▶ **Task goal**
Please go through the records below and return every line holding the word "Logo".

▶ **Interface dataset entries**
┄┄┄┄┄┄
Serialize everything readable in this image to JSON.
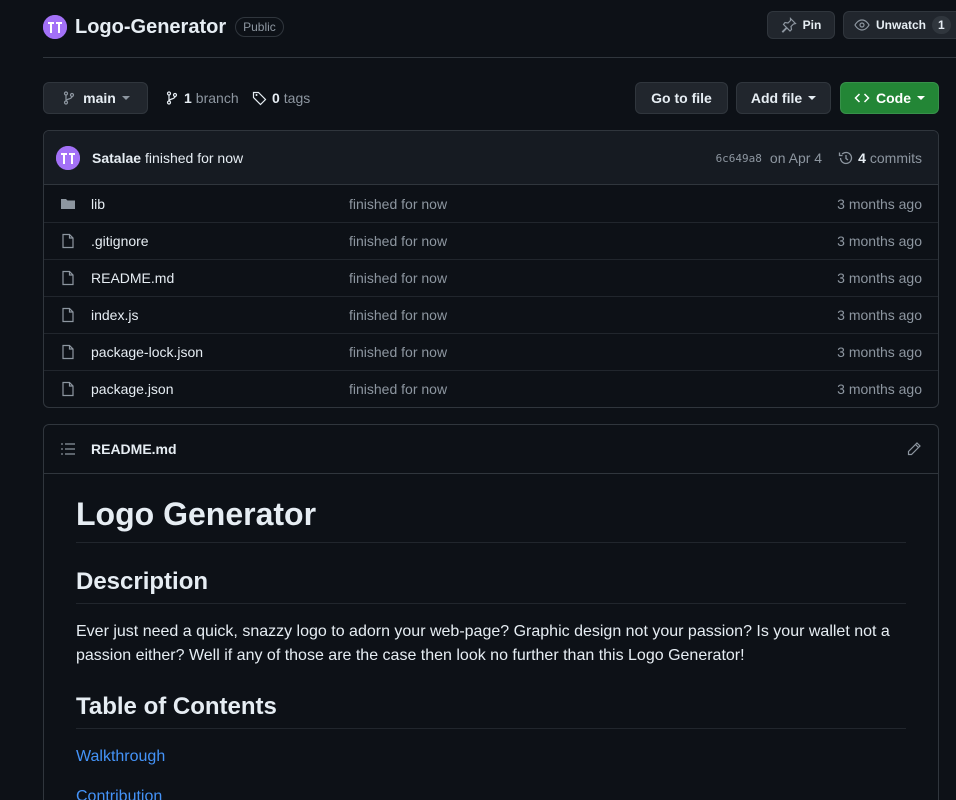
{
  "repo": {
    "name": "Logo-Generator",
    "visibility": "Public"
  },
  "header_actions": {
    "pin_label": "Pin",
    "watch_label": "Unwatch",
    "watch_count": "1"
  },
  "toolbar": {
    "branch": "main",
    "branches_count": "1",
    "branches_label": "branch",
    "tags_count": "0",
    "tags_label": "tags",
    "goto_file": "Go to file",
    "add_file": "Add file",
    "code": "Code"
  },
  "commit": {
    "author": "Satalae",
    "message": "finished for now",
    "sha": "6c649a8",
    "date": "on Apr 4",
    "commits_count": "4",
    "commits_label": "commits"
  },
  "files": [
    {
      "name": "lib",
      "type": "folder",
      "message": "finished for now",
      "age": "3 months ago"
    },
    {
      "name": ".gitignore",
      "type": "file",
      "message": "finished for now",
      "age": "3 months ago"
    },
    {
      "name": "README.md",
      "type": "file",
      "message": "finished for now",
      "age": "3 months ago"
    },
    {
      "name": "index.js",
      "type": "file",
      "message": "finished for now",
      "age": "3 months ago"
    },
    {
      "name": "package-lock.json",
      "type": "file",
      "message": "finished for now",
      "age": "3 months ago"
    },
    {
      "name": "package.json",
      "type": "file",
      "message": "finished for now",
      "age": "3 months ago"
    }
  ],
  "readme": {
    "filename": "README.md",
    "h1": "Logo Generator",
    "description_heading": "Description",
    "description": "Ever just need a quick, snazzy logo to adorn your web-page? Graphic design not your passion? Is your wallet not a passion either? Well if any of those are the case then look no further than this Logo Generator!",
    "toc_heading": "Table of Contents",
    "toc_links": [
      "Walkthrough",
      "Contribution"
    ]
  },
  "colors": {
    "accent_green": "#238636",
    "link_blue": "#4493f8",
    "avatar_purple": "#a371f7"
  }
}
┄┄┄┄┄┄
▶ **Solution to the exercise**
    "name": "Logo-Generator",
    "h1": "Logo Generator",
    "description": "Ever just need a quick, snazzy logo to adorn your web-page? Graphic design not your passion? Is your wallet not a passion either? Well if any of those are the case then look no further than this Logo Generator!",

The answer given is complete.